If you do have your own cut bait brining recipe, don’t be afraid to give Fire Dye a shot. All you have to do is simply quirt a generous amount of Fire Dye into a Ziploc with your cut bait and let it soak for about an hour. Fire Dye works so quickly it amazes me every time. It dyes your bait in minutes allowing you to react to hot colours the fish are keying in on.
I have been trolling chartreuse and natural herring strips behind big flasher boards at roughly 2-2.5mph. When fishing cut bait behind big flasher boards, you do not want to go any faster then 2.5-mph. If you do the bait rolls too aggressively. The key to making sure your cutbait is rolling well behind your board is to always give it a test before you send your presentation down to where the fish are. I bury my rod tip into the water boat side to let the flasher board dive down so I can see how well the cut bait is rolling behind it. Ideally, you want the cut bait to roll at a moderate speed with a slight hook-like action in the roll. If you don’t test it before you send it you may be missing a lot of potential hookups.
The north shore of Lake Ontario should fish well throughout the next couple of months. It has been a relatively mild summer and the rivers have been very high just about everywhere, which will be beneficial for our salmon and steelhead fishery over the course of the next few years. The action in and out of the GTA has been great off Port Credit, Bronte, Ashbridges Bay, the Islands, Bluffers, Hamilton and off all the ports from Whitby to Kingston. Please remember to check the weather conditions before heading out into our Great Lakes regardless of the size of your boat. Play it safe out there and keep em’ bent!
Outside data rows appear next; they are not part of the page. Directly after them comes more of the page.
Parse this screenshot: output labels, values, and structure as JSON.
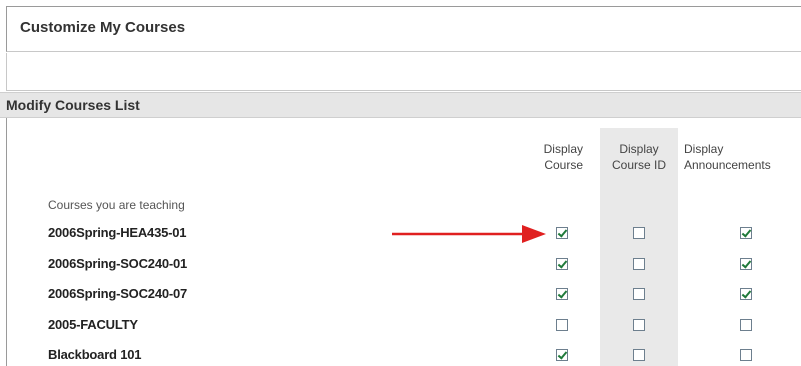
{
  "page": {
    "title": "Customize My Courses",
    "section_header": "Modify Courses List"
  },
  "columns": {
    "display_course": [
      "Display",
      "Course"
    ],
    "display_course_id": [
      "Display",
      "Course ID"
    ],
    "display_announcements": [
      "Display",
      "Announcements"
    ]
  },
  "courses_caption": "Courses you are teaching",
  "courses": [
    {
      "name": "2006Spring-HEA435-01",
      "display_course": true,
      "display_course_id": false,
      "display_announcements": true
    },
    {
      "name": "2006Spring-SOC240-01",
      "display_course": true,
      "display_course_id": false,
      "display_announcements": true
    },
    {
      "name": "2006Spring-SOC240-07",
      "display_course": true,
      "display_course_id": false,
      "display_announcements": true
    },
    {
      "name": "2005-FACULTY",
      "display_course": false,
      "display_course_id": false,
      "display_announcements": false
    },
    {
      "name": "Blackboard 101",
      "display_course": true,
      "display_course_id": false,
      "display_announcements": false
    }
  ],
  "colors": {
    "arrow": "#e02020",
    "checkmark": "#1f7a3a",
    "section_bg": "#e6e6e6",
    "course_id_column_bg": "#e9e9e9"
  },
  "annotation": {
    "icon": "red-arrow-icon",
    "points_to_row": 0
  }
}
Editor’s Note: A resident of the GTA, Bojangles has decided his adult life to fishing. To follow his angling adventures please follow him at